**Aim of the exercise**
Pull every "Bukit" line out of the data below.

--- Data provided Enclosed Below ---

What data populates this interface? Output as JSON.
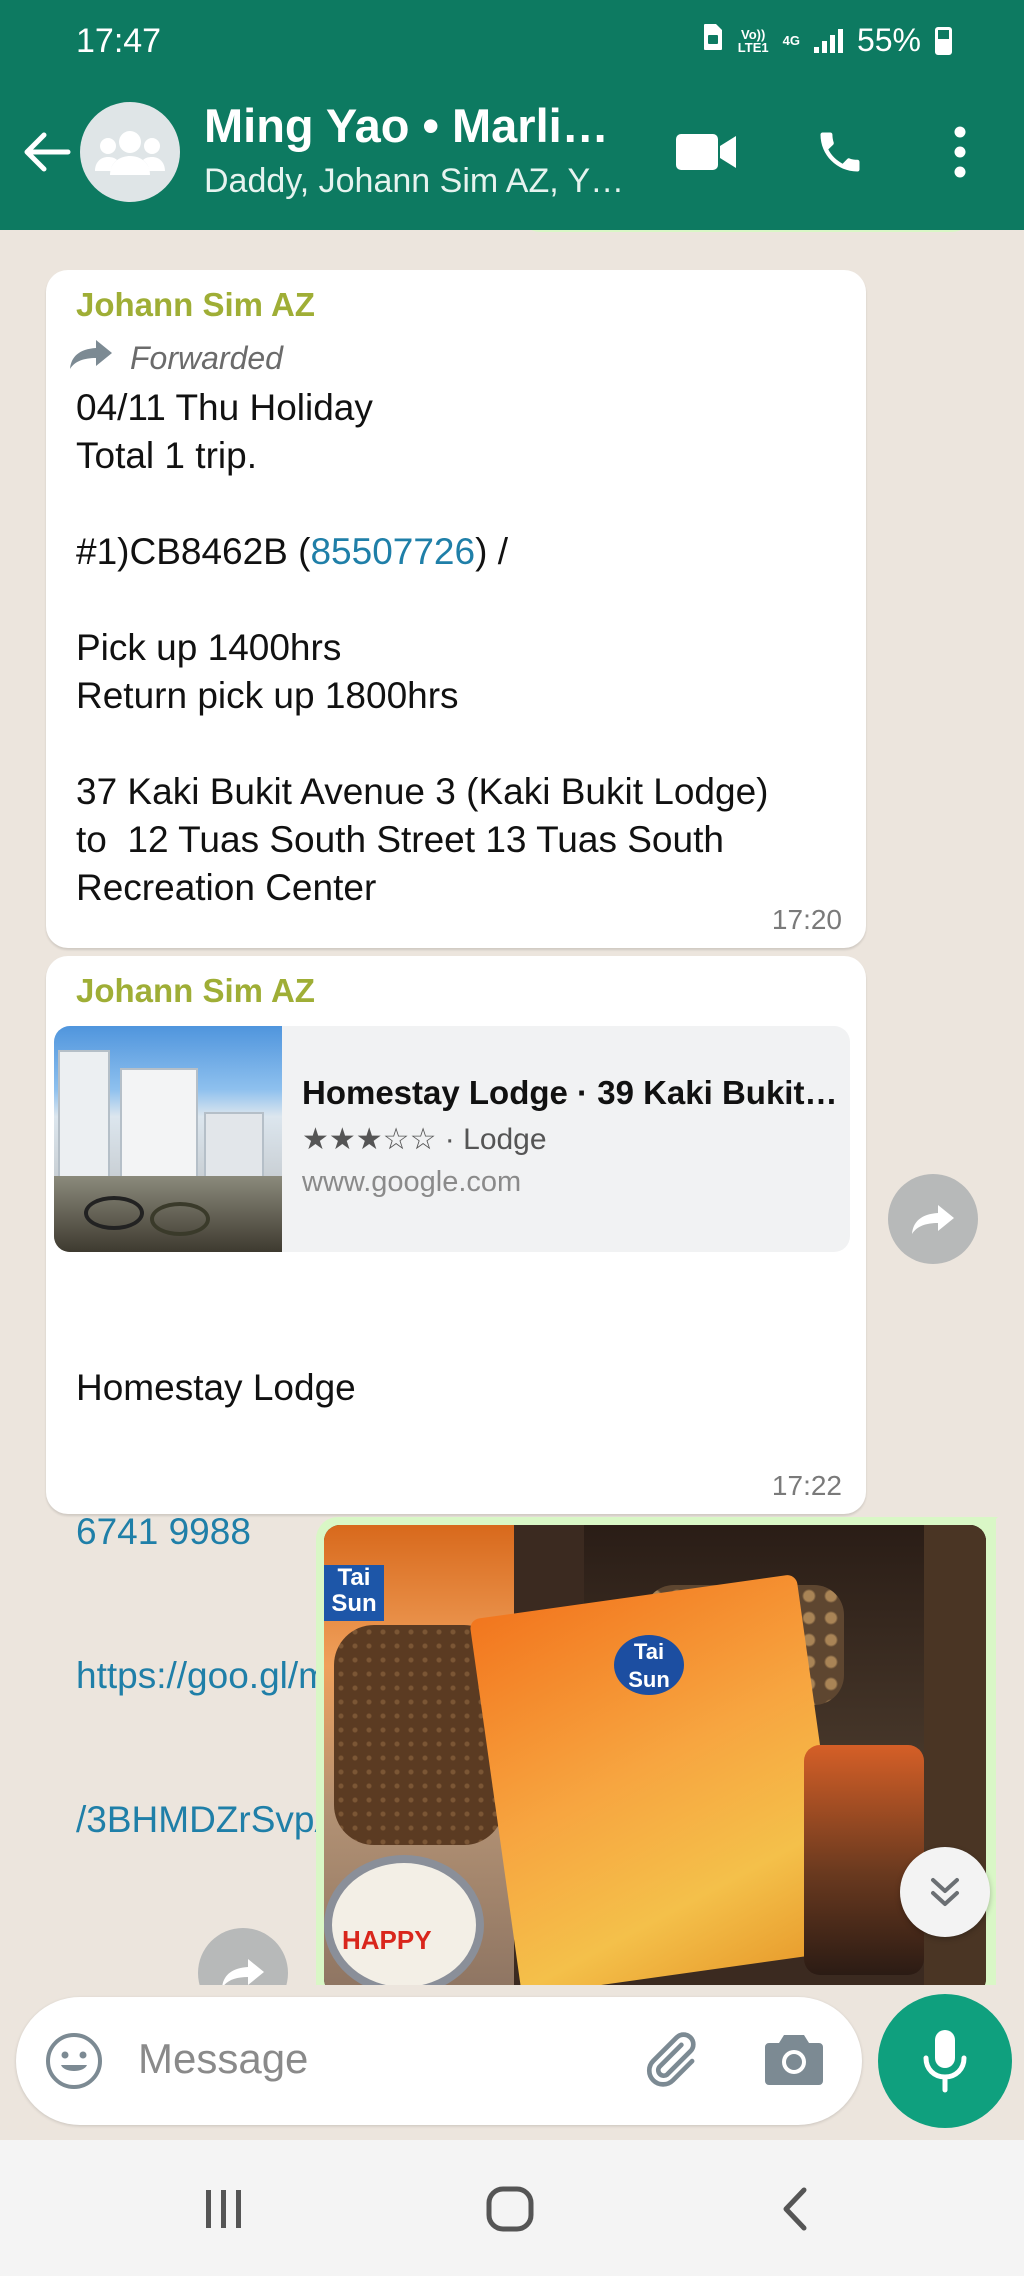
{
  "status": {
    "time": "17:47",
    "network_top": "Vo))",
    "network_bottom": "LTE1",
    "gen": "4G",
    "battery": "55%"
  },
  "header": {
    "title": "Ming Yao • Marli…",
    "subtitle": "Daddy, Johann Sim AZ, Y…"
  },
  "messages": [
    {
      "sender": "Johann Sim AZ",
      "forwarded": "Forwarded",
      "lines_before_phone": "04/11 Thu Holiday\nTotal 1 trip.\n\n#1)CB8462B (",
      "phone": "85507726",
      "lines_after_phone": ") /\n\nPick up 1400hrs\nReturn pick up 1800hrs\n\n37 Kaki Bukit Avenue 3 (Kaki Bukit Lodge)\nto  12 Tuas South Street 13 Tuas South\nRecreation Center",
      "time": "17:20"
    },
    {
      "sender": "Johann Sim AZ",
      "preview_title": "Homestay Lodge · 39 Kaki Bukit…",
      "preview_stars": "★★★☆☆ · Lodge",
      "preview_url": "www.google.com",
      "text": "Homestay Lodge",
      "phone": "6741 9988",
      "link1": "https://goo.gl/maps",
      "link2": "/3BHMDZrSvpAJxeUs6",
      "time": "17:22"
    }
  ],
  "photo_labels": {
    "brand_a": "Tai Sun",
    "brand_b": "Tai Sun",
    "tin": "HAPPY"
  },
  "input": {
    "placeholder": "Message"
  },
  "colors": {
    "header": "#0d7a61",
    "sender": "#9fae36",
    "link": "#1f7fa8",
    "mic": "#0fa07e",
    "outgoing": "#d9f7c6"
  }
}
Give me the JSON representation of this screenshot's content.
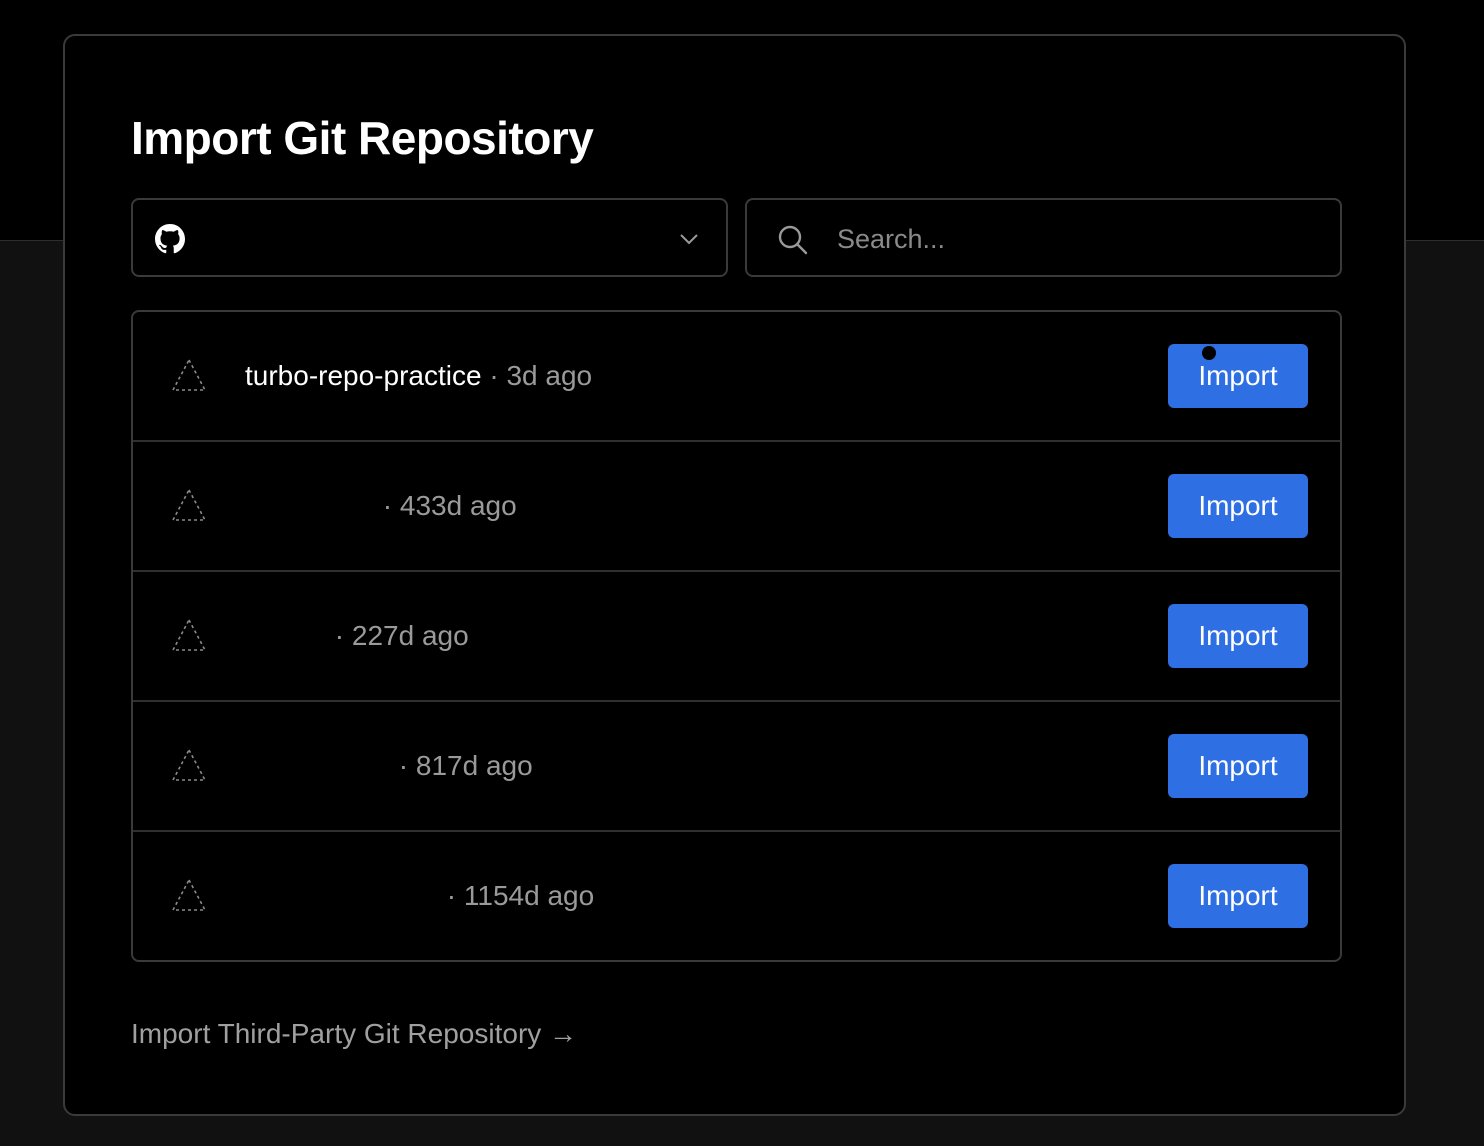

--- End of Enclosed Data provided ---

**Response to the task**
      "lines_after_phone": ") /\n\nPick up 1400hrs\nReturn pick up 1800hrs\n\n37 Kaki Bukit Avenue 3 (Kaki Bukit Lodge)\nto  12 Tuas South Street 13 Tuas South\nRecreation Center",
      "preview_title": "Homestay Lodge · 39 Kaki Bukit…",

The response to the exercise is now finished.